Today along with the slump in the economy, Americans are also faced with the rise of gasoline prices. A gallon of gas today costs $4.09, whereas twenty years ago a gallon cost $1.13.
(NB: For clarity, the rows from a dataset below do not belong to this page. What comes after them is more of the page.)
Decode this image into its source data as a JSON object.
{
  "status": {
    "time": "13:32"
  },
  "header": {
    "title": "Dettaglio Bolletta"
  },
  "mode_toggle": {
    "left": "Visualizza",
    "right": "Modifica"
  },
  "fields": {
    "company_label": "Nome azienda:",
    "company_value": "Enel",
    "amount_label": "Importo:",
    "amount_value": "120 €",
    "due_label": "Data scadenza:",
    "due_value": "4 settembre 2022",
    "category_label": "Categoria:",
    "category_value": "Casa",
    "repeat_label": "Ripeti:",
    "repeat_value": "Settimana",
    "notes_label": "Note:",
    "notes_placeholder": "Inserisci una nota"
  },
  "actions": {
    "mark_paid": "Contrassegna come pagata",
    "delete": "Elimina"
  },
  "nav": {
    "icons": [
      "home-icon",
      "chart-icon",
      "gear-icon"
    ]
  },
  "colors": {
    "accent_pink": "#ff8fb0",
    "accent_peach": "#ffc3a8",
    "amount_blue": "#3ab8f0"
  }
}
Many Americans think that this intense rise in gas prices is a way for the government to be in control and govern the types of vehicles people drive. The rise in price is that the government continues to purchase oil from other countries that are not stable, Wall Street Speculators continue to buy future contracts to protect themselves, and the government will not release any oil held in US Reserves is the reason for high gas prices. The Government has little or no control over the price of gasoline. The people themselves are causing the high prices because of supply and demand. The United States buys oil from other countries such as Saudi Arabia and Iran. President Obama has put sanctions on Iran that has made Saudi Arabia and other countries produce more oil. Many believe that Saudi Arabia will not be able to supply the amount of oil needed to cover Iranian gaps. “Instead of reflecting on this pending crisis, many are hoping inventories prove to be more plentiful than believed, or that producers will magically get their acts together in time to fill the gaps” (Hulbert, 2012). President Obama stated over Iran “that there is sufficient supply of petroleum and petroleum products from other countries” that the United States will remain tough (Hulbert, 2012. This has caused shortages, which is one reason why gas prices are high. Investors are getting rich from the oil market. Wall Street Speculators artificially manipulate the market by buying up oil creating the perception of a shortage, which drives the prices up and then selling the oil for profit for themselves (Persaud, 2012). Years ago in oil trading the speculators made up about 30%, and the producers were about 70% in the commodity markets, today it is reversed. Speculators force the supply and demand to go up, which causes the prices to go up. There are many opinions regarding if the government should release oil from the U.S. Strategic Petroleum Reserve (SPR). Releasing the oil would not fix the problem permanently. Before the United States could release the oil,